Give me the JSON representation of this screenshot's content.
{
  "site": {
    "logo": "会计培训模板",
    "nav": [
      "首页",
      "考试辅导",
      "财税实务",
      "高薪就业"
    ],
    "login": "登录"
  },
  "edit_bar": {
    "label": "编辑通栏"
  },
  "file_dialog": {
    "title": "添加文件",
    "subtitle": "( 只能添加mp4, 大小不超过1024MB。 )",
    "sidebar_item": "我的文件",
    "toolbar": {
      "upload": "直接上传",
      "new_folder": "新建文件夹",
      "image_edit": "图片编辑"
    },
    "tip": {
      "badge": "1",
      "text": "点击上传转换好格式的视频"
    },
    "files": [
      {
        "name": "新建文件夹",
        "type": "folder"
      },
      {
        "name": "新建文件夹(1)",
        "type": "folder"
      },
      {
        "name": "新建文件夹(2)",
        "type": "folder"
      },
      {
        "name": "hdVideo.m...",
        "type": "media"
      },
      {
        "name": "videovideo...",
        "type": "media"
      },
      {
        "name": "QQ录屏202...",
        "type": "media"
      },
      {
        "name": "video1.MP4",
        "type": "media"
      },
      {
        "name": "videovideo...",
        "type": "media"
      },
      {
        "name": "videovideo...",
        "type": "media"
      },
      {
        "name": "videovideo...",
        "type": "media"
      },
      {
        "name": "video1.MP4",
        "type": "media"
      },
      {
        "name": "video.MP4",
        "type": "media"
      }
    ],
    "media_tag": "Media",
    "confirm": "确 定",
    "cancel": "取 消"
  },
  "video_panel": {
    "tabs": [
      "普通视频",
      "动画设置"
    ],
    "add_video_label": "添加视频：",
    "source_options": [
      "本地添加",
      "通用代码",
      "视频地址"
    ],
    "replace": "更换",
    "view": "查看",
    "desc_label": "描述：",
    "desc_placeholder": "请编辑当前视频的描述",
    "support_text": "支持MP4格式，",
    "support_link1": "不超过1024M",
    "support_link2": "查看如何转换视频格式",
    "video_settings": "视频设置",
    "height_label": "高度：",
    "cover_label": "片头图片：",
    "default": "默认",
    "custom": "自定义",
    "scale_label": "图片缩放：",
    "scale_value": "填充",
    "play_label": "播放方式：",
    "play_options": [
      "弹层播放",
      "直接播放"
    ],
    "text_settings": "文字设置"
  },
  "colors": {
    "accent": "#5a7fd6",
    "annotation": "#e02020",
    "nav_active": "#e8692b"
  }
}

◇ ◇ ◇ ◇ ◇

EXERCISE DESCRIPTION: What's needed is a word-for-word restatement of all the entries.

RESULT FOR THIS TASK:
Give me the JSON representation of this screenshot's content.
{
  "site": {
    "logo": "会计培训模板",
    "nav": [
      "首页",
      "考试辅导",
      "财税实务",
      "高薪就业"
    ],
    "login": "登录"
  },
  "edit_bar": {
    "label": "编辑通栏"
  },
  "file_dialog": {
    "title": "添加文件",
    "subtitle": "( 只能添加mp4, 大小不超过1024MB。 )",
    "sidebar_item": "我的文件",
    "toolbar": {
      "upload": "直接上传",
      "new_folder": "新建文件夹",
      "image_edit": "图片编辑"
    },
    "tip": {
      "badge": "1",
      "text": "点击上传转换好格式的视频"
    },
    "files": [
      {
        "name": "新建文件夹",
        "type": "folder"
      },
      {
        "name": "新建文件夹(1)",
        "type": "folder"
      },
      {
        "name": "新建文件夹(2)",
        "type": "folder"
      },
      {
        "name": "hdVideo.m...",
        "type": "media"
      },
      {
        "name": "videovideo...",
        "type": "media"
      },
      {
        "name": "QQ录屏202...",
        "type": "media"
      },
      {
        "name": "video1.MP4",
        "type": "media"
      },
      {
        "name": "videovideo...",
        "type": "media"
      },
      {
        "name": "videovideo...",
        "type": "media"
      },
      {
        "name": "videovideo...",
        "type": "media"
      },
      {
        "name": "video1.MP4",
        "type": "media"
      },
      {
        "name": "video.MP4",
        "type": "media"
      }
    ],
    "media_tag": "Media",
    "confirm": "确 定",
    "cancel": "取 消"
  },
  "video_panel": {
    "tabs": [
      "普通视频",
      "动画设置"
    ],
    "add_video_label": "添加视频：",
    "source_options": [
      "本地添加",
      "通用代码",
      "视频地址"
    ],
    "replace": "更换",
    "view": "查看",
    "desc_label": "描述：",
    "desc_placeholder": "请编辑当前视频的描述",
    "support_text": "支持MP4格式，",
    "support_link1": "不超过1024M",
    "support_link2": "查看如何转换视频格式",
    "video_settings": "视频设置",
    "height_label": "高度：",
    "cover_label": "片头图片：",
    "default": "默认",
    "custom": "自定义",
    "scale_label": "图片缩放：",
    "scale_value": "填充",
    "play_label": "播放方式：",
    "play_options": [
      "弹层播放",
      "直接播放"
    ],
    "text_settings": "文字设置"
  },
  "colors": {
    "accent": "#5a7fd6",
    "annotation": "#e02020",
    "nav_active": "#e8692b"
  }
}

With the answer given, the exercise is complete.